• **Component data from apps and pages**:
>>>
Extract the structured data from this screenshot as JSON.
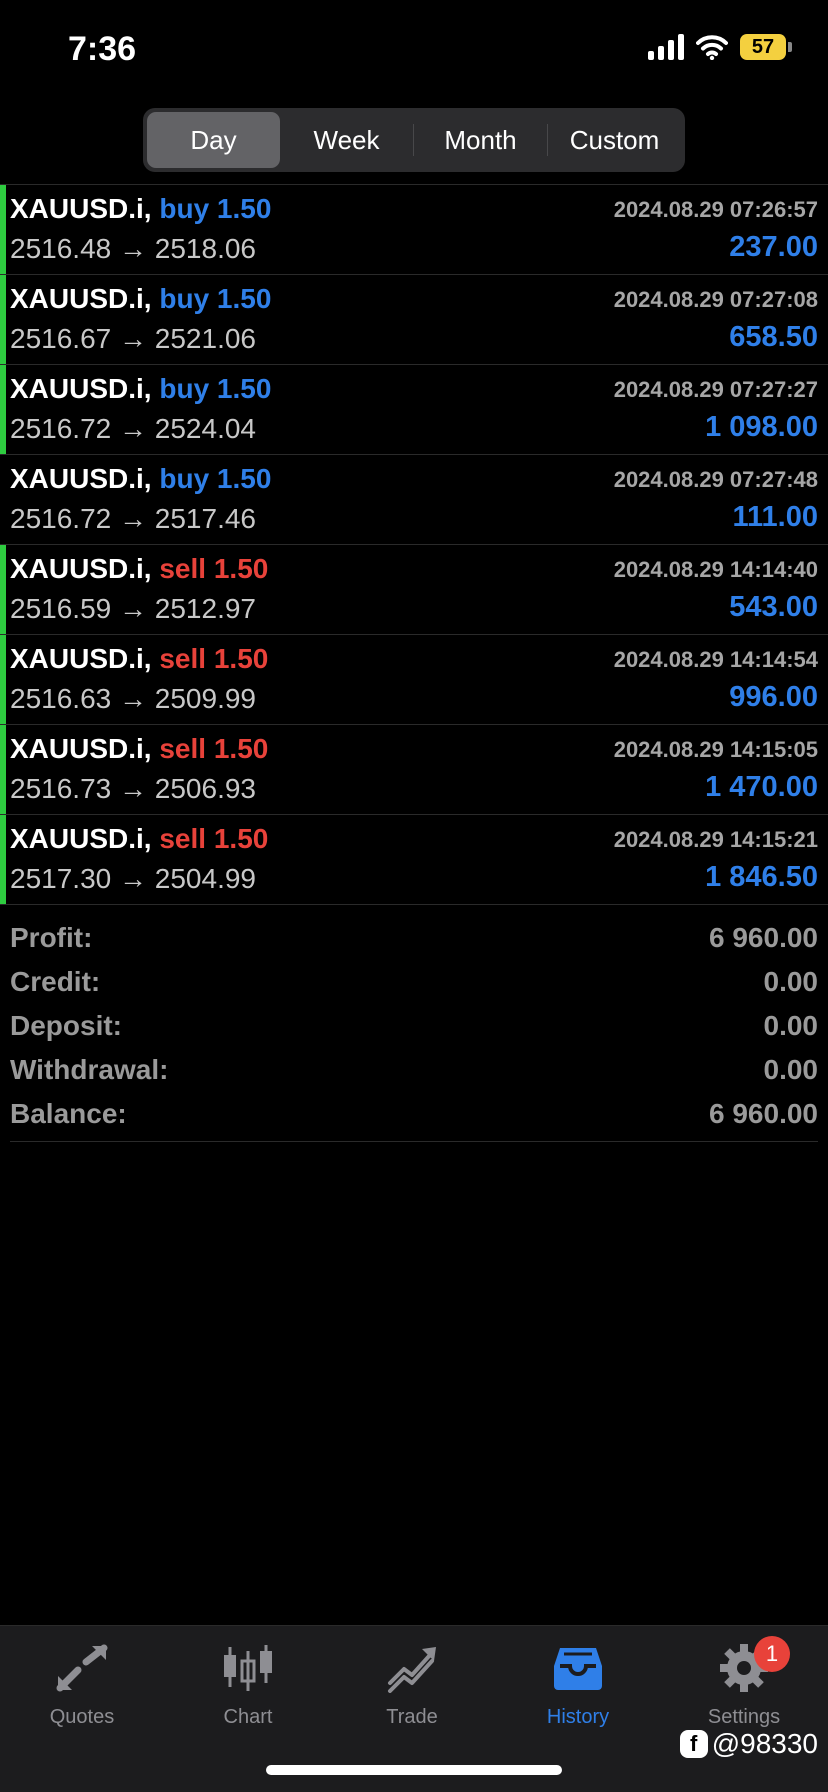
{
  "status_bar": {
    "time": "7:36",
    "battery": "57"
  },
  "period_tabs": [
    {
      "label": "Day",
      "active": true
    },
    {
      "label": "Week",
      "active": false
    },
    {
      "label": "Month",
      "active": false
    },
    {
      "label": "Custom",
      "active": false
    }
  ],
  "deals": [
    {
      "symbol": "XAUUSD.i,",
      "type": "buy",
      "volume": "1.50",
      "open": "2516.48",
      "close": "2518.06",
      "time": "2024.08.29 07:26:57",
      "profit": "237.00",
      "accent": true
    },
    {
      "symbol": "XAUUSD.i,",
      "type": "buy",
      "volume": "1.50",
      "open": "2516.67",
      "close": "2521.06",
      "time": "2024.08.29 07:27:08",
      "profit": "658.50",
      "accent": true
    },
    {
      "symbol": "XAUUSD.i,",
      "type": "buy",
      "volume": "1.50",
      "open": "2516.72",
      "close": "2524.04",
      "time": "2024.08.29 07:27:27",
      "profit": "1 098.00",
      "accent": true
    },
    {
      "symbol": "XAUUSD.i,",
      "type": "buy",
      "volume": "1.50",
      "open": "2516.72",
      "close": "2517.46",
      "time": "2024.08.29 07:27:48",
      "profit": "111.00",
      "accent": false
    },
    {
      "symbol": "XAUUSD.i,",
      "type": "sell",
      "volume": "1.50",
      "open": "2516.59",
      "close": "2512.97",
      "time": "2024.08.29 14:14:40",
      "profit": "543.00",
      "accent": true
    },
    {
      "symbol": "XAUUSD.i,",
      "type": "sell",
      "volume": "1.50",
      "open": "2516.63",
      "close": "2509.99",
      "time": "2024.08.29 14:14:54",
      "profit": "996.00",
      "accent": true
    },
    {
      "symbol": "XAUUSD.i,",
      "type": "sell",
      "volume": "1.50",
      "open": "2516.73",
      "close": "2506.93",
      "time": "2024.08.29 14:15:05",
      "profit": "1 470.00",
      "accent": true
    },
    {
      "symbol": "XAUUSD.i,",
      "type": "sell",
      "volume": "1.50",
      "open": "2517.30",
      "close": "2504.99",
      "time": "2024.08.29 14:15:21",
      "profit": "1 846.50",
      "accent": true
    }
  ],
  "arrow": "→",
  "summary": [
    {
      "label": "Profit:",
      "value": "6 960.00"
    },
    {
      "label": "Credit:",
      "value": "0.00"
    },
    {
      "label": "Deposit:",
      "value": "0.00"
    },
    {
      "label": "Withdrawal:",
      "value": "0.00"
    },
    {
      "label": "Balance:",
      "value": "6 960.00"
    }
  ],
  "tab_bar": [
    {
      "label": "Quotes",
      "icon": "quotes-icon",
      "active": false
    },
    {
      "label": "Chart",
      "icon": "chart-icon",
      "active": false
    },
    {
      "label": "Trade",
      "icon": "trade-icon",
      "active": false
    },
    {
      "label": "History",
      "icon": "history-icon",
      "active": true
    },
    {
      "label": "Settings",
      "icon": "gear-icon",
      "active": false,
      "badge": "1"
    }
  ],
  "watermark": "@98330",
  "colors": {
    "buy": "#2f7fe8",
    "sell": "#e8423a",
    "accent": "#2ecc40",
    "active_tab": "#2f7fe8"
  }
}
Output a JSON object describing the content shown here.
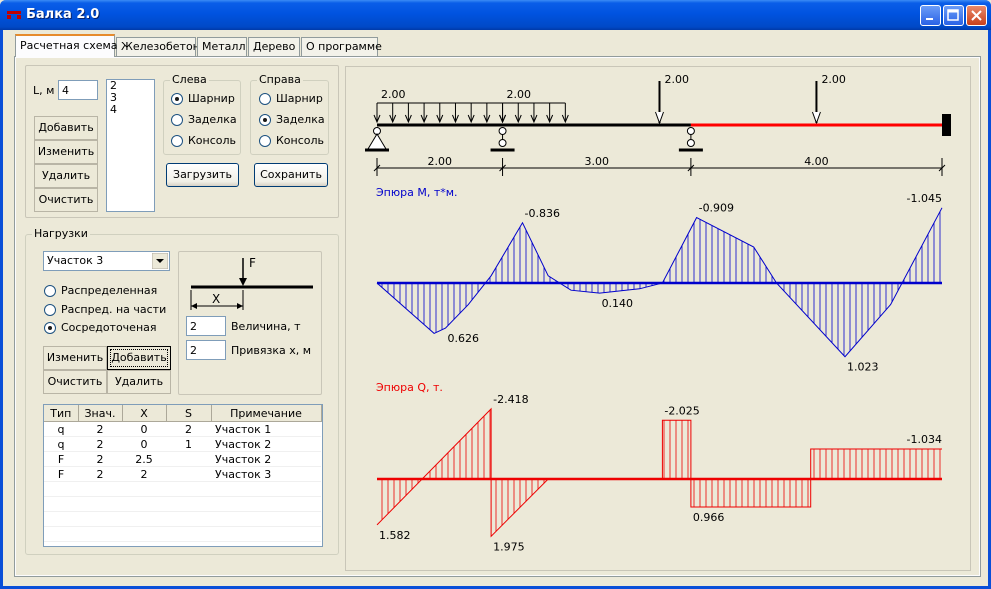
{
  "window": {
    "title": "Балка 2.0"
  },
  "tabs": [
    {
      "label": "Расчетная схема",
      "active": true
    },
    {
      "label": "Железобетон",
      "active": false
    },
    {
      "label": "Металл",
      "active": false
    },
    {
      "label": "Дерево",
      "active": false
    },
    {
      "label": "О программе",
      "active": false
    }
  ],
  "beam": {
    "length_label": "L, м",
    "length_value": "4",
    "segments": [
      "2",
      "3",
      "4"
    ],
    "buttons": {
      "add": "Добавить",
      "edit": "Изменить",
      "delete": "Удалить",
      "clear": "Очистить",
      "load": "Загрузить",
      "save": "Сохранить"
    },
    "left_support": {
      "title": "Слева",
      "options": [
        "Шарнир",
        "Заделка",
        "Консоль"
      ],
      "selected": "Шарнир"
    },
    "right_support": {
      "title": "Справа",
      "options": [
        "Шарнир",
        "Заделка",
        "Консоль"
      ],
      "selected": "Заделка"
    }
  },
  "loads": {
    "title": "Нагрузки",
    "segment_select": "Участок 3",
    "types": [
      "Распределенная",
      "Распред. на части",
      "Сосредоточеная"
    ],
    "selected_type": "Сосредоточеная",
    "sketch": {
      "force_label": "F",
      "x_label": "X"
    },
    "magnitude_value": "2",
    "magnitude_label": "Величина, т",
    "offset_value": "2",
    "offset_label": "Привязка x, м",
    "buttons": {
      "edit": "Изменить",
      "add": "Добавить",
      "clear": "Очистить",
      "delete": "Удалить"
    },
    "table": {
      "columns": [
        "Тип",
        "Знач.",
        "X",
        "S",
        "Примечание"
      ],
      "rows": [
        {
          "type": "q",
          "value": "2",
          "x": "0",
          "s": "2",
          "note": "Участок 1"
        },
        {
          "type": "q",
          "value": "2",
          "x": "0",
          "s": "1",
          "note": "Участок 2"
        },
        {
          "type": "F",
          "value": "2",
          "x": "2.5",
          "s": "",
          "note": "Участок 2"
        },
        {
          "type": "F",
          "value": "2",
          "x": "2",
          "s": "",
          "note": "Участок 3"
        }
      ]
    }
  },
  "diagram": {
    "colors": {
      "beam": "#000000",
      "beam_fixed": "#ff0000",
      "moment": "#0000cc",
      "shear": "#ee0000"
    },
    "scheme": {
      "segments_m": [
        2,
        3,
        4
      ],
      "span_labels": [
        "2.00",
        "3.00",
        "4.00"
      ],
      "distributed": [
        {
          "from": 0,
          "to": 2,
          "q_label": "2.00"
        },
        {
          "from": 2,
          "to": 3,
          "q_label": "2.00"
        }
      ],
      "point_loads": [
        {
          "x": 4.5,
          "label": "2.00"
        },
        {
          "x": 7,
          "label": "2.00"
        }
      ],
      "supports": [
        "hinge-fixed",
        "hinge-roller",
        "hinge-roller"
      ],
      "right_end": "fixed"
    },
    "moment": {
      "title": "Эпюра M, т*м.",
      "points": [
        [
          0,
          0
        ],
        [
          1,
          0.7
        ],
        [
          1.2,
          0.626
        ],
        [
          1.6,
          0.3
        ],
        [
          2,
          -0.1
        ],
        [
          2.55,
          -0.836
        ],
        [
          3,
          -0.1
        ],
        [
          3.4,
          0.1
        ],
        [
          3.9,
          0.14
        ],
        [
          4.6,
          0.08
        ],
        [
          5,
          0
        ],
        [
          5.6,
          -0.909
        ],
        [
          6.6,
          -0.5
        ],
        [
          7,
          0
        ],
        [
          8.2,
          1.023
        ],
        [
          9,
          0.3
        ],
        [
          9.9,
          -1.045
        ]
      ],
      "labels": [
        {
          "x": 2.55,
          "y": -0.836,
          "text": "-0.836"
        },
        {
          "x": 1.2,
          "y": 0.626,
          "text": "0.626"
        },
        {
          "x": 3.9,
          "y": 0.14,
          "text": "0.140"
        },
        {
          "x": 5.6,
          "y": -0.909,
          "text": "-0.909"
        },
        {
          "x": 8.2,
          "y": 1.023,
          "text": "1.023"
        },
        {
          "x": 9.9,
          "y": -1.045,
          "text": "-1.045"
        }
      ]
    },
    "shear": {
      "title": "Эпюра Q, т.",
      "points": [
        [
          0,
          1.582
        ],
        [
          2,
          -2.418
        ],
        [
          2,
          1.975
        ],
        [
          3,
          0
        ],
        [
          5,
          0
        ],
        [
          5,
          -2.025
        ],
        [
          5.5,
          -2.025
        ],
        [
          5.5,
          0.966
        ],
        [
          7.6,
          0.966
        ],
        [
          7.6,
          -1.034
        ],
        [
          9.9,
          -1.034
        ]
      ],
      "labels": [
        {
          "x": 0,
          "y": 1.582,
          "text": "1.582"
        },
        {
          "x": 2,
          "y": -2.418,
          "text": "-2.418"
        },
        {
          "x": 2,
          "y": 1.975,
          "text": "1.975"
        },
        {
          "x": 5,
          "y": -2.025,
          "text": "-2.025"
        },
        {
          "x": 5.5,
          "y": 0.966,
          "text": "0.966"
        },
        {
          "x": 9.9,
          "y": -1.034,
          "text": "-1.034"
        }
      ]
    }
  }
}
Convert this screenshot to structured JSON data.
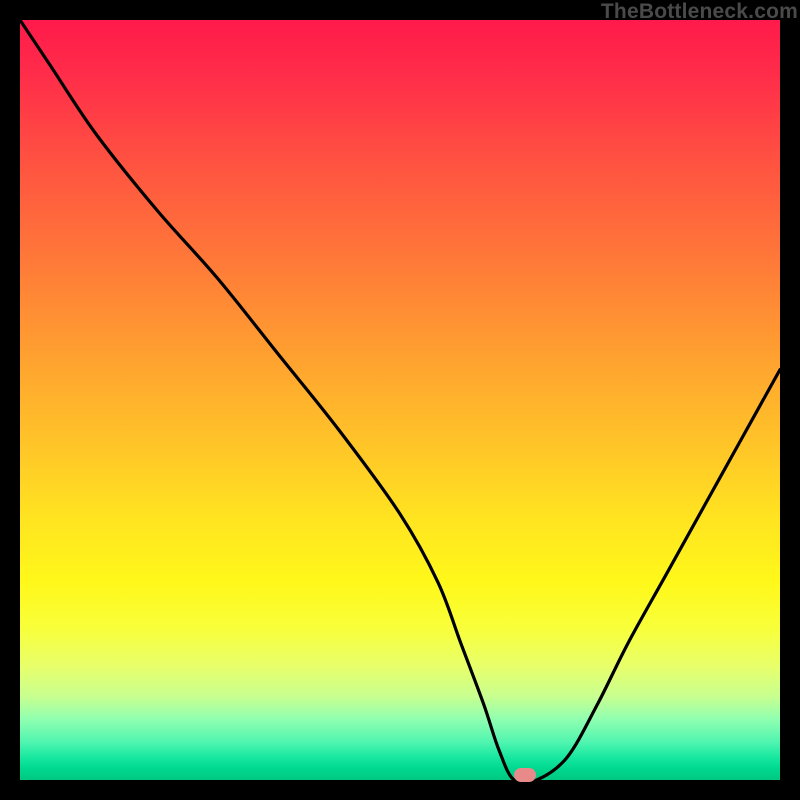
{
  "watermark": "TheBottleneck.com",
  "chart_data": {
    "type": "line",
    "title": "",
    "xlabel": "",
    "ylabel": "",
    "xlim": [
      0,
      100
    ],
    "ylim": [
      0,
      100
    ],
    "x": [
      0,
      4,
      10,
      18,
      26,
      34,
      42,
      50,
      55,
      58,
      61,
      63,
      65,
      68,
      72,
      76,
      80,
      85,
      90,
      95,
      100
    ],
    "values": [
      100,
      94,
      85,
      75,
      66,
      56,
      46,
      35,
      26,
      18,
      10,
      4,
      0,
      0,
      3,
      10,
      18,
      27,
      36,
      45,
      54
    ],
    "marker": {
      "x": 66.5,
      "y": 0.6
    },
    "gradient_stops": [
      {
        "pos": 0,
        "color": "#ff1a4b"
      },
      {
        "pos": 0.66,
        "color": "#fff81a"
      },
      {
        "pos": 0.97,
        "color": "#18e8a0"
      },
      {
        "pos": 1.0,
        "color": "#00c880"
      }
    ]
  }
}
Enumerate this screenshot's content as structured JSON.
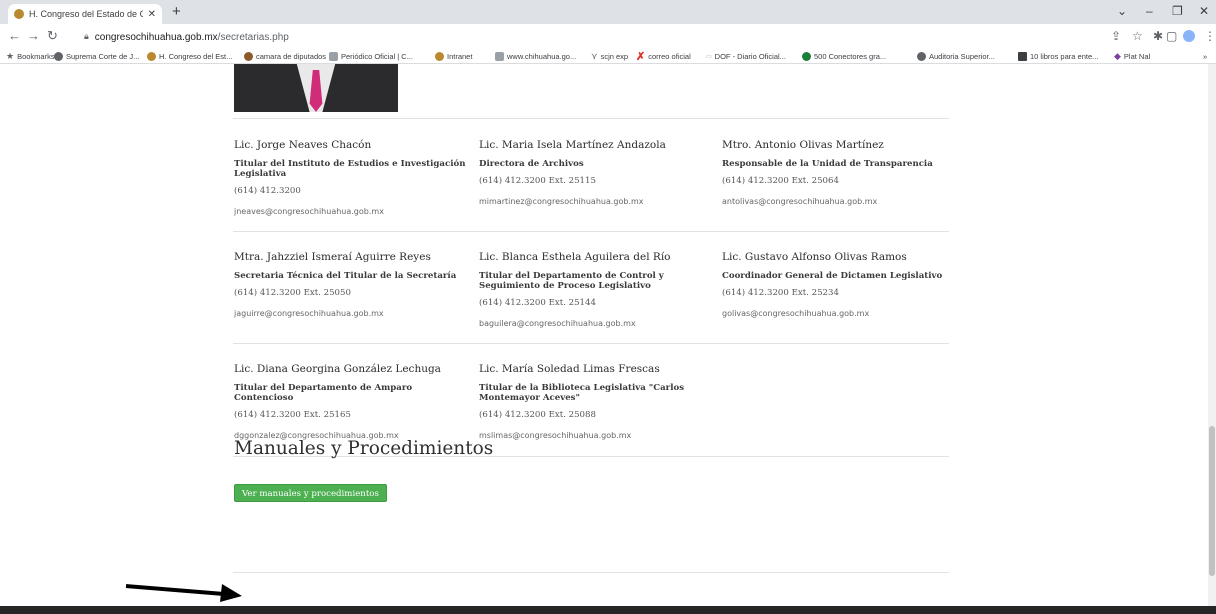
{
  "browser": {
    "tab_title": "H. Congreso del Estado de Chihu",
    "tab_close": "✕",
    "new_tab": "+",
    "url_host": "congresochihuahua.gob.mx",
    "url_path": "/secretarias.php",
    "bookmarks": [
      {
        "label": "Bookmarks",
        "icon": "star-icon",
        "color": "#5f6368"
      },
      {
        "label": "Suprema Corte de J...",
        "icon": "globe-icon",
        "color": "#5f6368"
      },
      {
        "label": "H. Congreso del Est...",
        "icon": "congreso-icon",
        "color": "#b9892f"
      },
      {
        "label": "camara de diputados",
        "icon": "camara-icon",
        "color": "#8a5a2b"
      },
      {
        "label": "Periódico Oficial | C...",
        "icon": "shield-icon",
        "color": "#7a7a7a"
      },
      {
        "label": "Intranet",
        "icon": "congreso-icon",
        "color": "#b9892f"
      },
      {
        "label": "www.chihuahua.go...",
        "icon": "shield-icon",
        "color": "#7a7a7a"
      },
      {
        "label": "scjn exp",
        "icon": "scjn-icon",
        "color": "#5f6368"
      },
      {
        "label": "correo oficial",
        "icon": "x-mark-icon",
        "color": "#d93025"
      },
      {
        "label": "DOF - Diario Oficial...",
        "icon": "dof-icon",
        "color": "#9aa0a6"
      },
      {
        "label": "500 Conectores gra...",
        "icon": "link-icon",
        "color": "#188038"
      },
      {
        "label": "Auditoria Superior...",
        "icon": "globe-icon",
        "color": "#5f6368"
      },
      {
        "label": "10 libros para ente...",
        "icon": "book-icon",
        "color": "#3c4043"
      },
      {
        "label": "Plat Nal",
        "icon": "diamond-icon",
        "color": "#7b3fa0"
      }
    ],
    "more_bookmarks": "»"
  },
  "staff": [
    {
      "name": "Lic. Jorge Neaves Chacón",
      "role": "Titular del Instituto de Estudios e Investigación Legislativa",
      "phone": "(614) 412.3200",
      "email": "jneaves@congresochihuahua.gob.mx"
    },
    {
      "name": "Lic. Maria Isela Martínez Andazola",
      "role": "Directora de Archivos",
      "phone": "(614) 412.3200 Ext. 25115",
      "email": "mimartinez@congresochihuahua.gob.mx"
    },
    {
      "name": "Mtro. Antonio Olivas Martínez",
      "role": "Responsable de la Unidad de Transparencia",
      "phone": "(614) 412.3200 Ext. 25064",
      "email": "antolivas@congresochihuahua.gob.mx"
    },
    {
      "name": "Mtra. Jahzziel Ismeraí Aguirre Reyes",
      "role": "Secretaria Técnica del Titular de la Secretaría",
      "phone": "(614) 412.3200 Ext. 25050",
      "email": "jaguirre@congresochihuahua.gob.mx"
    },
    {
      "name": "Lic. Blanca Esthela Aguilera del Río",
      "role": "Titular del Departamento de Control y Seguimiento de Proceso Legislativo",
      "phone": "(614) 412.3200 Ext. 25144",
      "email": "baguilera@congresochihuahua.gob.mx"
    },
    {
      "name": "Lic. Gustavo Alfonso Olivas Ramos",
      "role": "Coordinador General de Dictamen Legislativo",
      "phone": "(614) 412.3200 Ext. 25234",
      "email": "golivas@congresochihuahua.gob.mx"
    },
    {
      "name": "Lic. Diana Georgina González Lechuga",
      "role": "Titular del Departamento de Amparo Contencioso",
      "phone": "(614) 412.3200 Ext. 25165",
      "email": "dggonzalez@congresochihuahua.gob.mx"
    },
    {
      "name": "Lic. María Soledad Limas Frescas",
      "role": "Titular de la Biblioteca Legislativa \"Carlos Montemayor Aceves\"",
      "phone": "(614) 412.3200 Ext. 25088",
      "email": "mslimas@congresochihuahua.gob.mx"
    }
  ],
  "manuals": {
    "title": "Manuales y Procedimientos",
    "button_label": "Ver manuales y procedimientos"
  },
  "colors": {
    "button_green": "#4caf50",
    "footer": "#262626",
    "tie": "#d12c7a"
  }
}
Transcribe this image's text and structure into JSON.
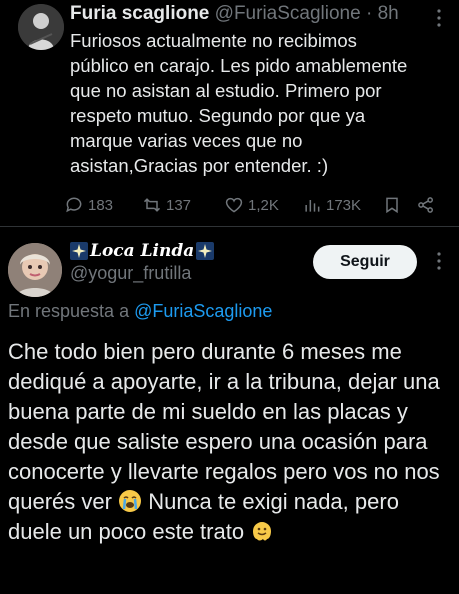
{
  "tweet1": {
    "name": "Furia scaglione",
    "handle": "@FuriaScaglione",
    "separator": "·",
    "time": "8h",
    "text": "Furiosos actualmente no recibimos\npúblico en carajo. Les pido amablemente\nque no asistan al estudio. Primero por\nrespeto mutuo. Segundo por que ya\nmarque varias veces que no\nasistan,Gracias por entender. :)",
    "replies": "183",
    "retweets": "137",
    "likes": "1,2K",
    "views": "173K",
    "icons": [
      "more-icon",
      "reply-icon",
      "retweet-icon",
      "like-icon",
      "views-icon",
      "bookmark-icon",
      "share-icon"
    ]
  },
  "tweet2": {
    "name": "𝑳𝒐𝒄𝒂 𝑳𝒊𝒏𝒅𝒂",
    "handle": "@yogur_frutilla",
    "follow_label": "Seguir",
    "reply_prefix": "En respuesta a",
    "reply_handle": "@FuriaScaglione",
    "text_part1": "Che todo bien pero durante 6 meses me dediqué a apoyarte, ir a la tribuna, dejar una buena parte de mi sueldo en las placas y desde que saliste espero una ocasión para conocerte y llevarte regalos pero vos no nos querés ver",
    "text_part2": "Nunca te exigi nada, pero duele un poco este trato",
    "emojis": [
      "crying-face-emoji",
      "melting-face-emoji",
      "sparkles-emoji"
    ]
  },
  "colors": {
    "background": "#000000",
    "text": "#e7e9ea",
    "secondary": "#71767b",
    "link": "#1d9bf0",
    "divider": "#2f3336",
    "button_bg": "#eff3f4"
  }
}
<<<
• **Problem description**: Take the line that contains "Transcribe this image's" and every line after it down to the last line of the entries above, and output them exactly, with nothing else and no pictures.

• **Response to this task**:
Transcribe this image's text and structure into JSON.
{
  "tweet1": {
    "name": "Furia scaglione",
    "handle": "@FuriaScaglione",
    "separator": "·",
    "time": "8h",
    "text": "Furiosos actualmente no recibimos\npúblico en carajo. Les pido amablemente\nque no asistan al estudio. Primero por\nrespeto mutuo. Segundo por que ya\nmarque varias veces que no\nasistan,Gracias por entender. :)",
    "replies": "183",
    "retweets": "137",
    "likes": "1,2K",
    "views": "173K",
    "icons": [
      "more-icon",
      "reply-icon",
      "retweet-icon",
      "like-icon",
      "views-icon",
      "bookmark-icon",
      "share-icon"
    ]
  },
  "tweet2": {
    "name": "𝑳𝒐𝒄𝒂 𝑳𝒊𝒏𝒅𝒂",
    "handle": "@yogur_frutilla",
    "follow_label": "Seguir",
    "reply_prefix": "En respuesta a",
    "reply_handle": "@FuriaScaglione",
    "text_part1": "Che todo bien pero durante 6 meses me dediqué a apoyarte, ir a la tribuna, dejar una buena parte de mi sueldo en las placas y desde que saliste espero una ocasión para conocerte y llevarte regalos pero vos no nos querés ver",
    "text_part2": "Nunca te exigi nada, pero duele un poco este trato",
    "emojis": [
      "crying-face-emoji",
      "melting-face-emoji",
      "sparkles-emoji"
    ]
  },
  "colors": {
    "background": "#000000",
    "text": "#e7e9ea",
    "secondary": "#71767b",
    "link": "#1d9bf0",
    "divider": "#2f3336",
    "button_bg": "#eff3f4"
  }
}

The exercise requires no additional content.